▼

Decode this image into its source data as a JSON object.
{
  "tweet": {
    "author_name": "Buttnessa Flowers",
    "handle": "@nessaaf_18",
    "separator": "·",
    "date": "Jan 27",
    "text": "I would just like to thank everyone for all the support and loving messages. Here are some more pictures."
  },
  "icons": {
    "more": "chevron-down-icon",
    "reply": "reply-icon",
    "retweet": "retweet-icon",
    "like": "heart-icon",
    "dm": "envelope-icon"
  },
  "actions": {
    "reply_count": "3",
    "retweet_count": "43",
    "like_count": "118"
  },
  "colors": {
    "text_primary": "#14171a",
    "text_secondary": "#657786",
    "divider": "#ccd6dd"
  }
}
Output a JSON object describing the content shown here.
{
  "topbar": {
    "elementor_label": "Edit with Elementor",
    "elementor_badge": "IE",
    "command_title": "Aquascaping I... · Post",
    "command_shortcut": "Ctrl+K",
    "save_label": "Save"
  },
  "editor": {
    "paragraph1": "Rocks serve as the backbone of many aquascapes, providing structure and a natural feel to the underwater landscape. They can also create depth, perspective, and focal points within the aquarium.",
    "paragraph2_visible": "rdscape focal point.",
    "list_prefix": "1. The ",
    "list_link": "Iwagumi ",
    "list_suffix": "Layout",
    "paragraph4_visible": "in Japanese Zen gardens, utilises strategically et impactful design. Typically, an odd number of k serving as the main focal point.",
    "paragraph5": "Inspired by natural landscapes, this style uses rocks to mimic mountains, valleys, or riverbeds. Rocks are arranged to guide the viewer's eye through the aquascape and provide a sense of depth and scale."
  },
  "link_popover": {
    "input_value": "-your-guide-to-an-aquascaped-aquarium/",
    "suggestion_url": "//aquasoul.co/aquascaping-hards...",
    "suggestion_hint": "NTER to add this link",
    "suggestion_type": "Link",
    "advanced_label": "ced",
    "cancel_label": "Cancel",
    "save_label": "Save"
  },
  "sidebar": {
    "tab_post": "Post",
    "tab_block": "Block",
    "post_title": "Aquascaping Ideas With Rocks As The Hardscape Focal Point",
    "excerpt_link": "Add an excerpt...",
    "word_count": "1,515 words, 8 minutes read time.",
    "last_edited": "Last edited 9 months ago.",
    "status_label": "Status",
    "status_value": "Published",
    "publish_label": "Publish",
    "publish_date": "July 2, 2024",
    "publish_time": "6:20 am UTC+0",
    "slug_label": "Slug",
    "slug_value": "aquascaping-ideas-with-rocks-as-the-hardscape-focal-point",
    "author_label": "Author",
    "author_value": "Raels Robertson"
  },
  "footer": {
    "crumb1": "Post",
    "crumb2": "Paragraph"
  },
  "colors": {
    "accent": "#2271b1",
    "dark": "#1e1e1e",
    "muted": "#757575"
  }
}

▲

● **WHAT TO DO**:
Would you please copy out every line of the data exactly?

● **ANSWER**:
Decode this image into its source data as a JSON object.
{
  "tweet": {
    "author_name": "Buttnessa Flowers",
    "handle": "@nessaaf_18",
    "separator": "·",
    "date": "Jan 27",
    "text": "I would just like to thank everyone for all the support and loving messages. Here are some more pictures."
  },
  "icons": {
    "more": "chevron-down-icon",
    "reply": "reply-icon",
    "retweet": "retweet-icon",
    "like": "heart-icon",
    "dm": "envelope-icon"
  },
  "actions": {
    "reply_count": "3",
    "retweet_count": "43",
    "like_count": "118"
  },
  "colors": {
    "text_primary": "#14171a",
    "text_secondary": "#657786",
    "divider": "#ccd6dd"
  }
}
Output a JSON object describing the content shown here.
{
  "topbar": {
    "elementor_label": "Edit with Elementor",
    "elementor_badge": "IE",
    "command_title": "Aquascaping I... · Post",
    "command_shortcut": "Ctrl+K",
    "save_label": "Save"
  },
  "editor": {
    "paragraph1": "Rocks serve as the backbone of many aquascapes, providing structure and a natural feel to the underwater landscape. They can also create depth, perspective, and focal points within the aquarium.",
    "paragraph2_visible": "rdscape focal point.",
    "list_prefix": "1. The ",
    "list_link": "Iwagumi ",
    "list_suffix": "Layout",
    "paragraph4_visible": "in Japanese Zen gardens, utilises strategically et impactful design. Typically, an odd number of k serving as the main focal point.",
    "paragraph5": "Inspired by natural landscapes, this style uses rocks to mimic mountains, valleys, or riverbeds. Rocks are arranged to guide the viewer's eye through the aquascape and provide a sense of depth and scale."
  },
  "link_popover": {
    "input_value": "-your-guide-to-an-aquascaped-aquarium/",
    "suggestion_url": "//aquasoul.co/aquascaping-hards...",
    "suggestion_hint": "NTER to add this link",
    "suggestion_type": "Link",
    "advanced_label": "ced",
    "cancel_label": "Cancel",
    "save_label": "Save"
  },
  "sidebar": {
    "tab_post": "Post",
    "tab_block": "Block",
    "post_title": "Aquascaping Ideas With Rocks As The Hardscape Focal Point",
    "excerpt_link": "Add an excerpt...",
    "word_count": "1,515 words, 8 minutes read time.",
    "last_edited": "Last edited 9 months ago.",
    "status_label": "Status",
    "status_value": "Published",
    "publish_label": "Publish",
    "publish_date": "July 2, 2024",
    "publish_time": "6:20 am UTC+0",
    "slug_label": "Slug",
    "slug_value": "aquascaping-ideas-with-rocks-as-the-hardscape-focal-point",
    "author_label": "Author",
    "author_value": "Raels Robertson"
  },
  "footer": {
    "crumb1": "Post",
    "crumb2": "Paragraph"
  },
  "colors": {
    "accent": "#2271b1",
    "dark": "#1e1e1e",
    "muted": "#757575"
  }
}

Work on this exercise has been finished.